1. Ndamukong Suh -- What is interesting when you study his case is he has been fined only four times in two years, and two of them were in the preseason. I am not saying that is acceptable, but you would think with all the publicity surrounding him as a so-called "dirty player" there would be more fines. What will hurt him in his latest infraction is that in the NFL's policy on discipline for rules infractions, this act comes under the section that says "infraction occurred outside the normal course of the game." What that means, in short, is the play didn't occur in the normal course of a football play, and is therefore deemed as being flagrant. If the NFL views his incident in this area (I would, and I believe the NFL will, too), then I don't know how he avoids a suspension. As far as the team fine, Detroit has been fined a total of $72,500, and that number could be less with reductions that have not been published. Suh is paid $82,000 per week. The team fine rule is for the first $100K the team pays $50K, at $150K they pay an additional $25K, and after that, it is dollar for dollar. The rule was put in to get the team involved in stopping a player's behavior if the NFL's fine system didn't. It would be interesting to know if the fact that there are only six games left in the season affects the length of the suspension (if indeed there is one) versus if this were the first game of the season. Another thing working against Suh is his press conference. Clearly he doesn't see what he's doing as wrong. If I were making the decision, it would be a two-game suspension, which would be pretty severe at this time of the season. Remember, Suh met with the commissioner, and you have to believe Roger Goodell left no doubt in Suh's mind what his expectations were. If I did that with an employee and he flagrantly acted against the rules, the punishment would be severe. That is what Suh did. I think he needs counseling, too.
2. Ray Lewis -- He missed the 49ers game, and with Cleveland and Indianapolis being Baltimore's next two opponents, I believe he will sit those out as well and prepare to return for San Diego on Thursday, Dec. 15.
3. Kyle Orton -- I believe he wanted to go to Chicago. By claiming him, the Chiefs sent a strong message to their locker room that they're committed to getting to the playoffs. To spend $2.6 million on a QB with only six games to go is a major move. To learn the offense, and be effective in executing it, he'll need all the reps in the next couple of weeks. Will Todd Haley give him that? He is, after all, a big fan of Palko. If KC doesn't sign Orton for next year and he signs with another team, they can get a supplemental pick from the NFL, possibly a sixth-rounder.

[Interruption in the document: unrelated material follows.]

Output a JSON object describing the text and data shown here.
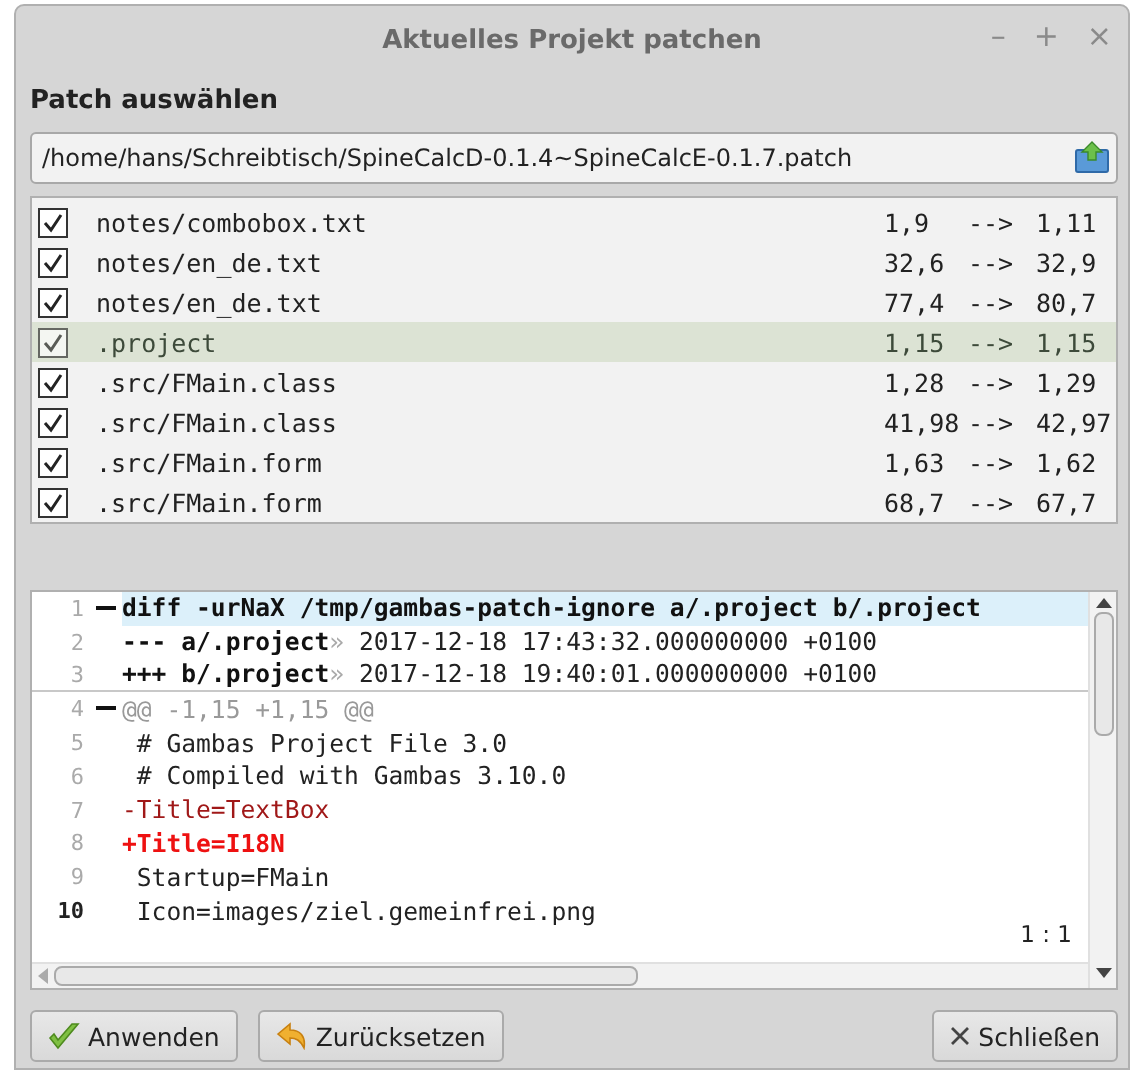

4. Helmet Sensors -- Interesting concept to study the effects of contact to the brain. There are three types of sensors being studied: helmet, mouthpiece and ear. The helmet has been studied at North Carolina since 2004. The mouthpiece and ear sensors are new in their research. A couple of interesting points: There is a number, when reached by a player on a collision, where they will check the player to see if he has any concussion symptoms, but they don't automatically take him out of the game. On the other hand, IF a player has concussion-like symptoms in hot weather, they will check to see if he has had any severe blows to the head, and if he hasn't, then it probably indicates it is heat exhaustion. One other point I thought was interesting in the study was that in helmets-only practices, there were actually more blows to the head than in a full-padded practice. The reason is because when players don't have shoulder pads on, they tend to hit with the head more.
5. Mark Sanchez -- I showed the Sanchez interception in the Denver game that was returned for a TD. He rushed his read and didn't allow enough time for Joe McKnight to beat the linebacker up the sideline. The safety had vacated the middle of the field, so this could have been a touchdown. Sanchez hasn't been trusting his protection and he has been rushing his reads. To counter this, the Jets ;will emphasize pass protection more to get Sanchez more comfortable in the pocket so he can finish his reads.
Charley Casserly can be followed on Twitter @CasserlyCBS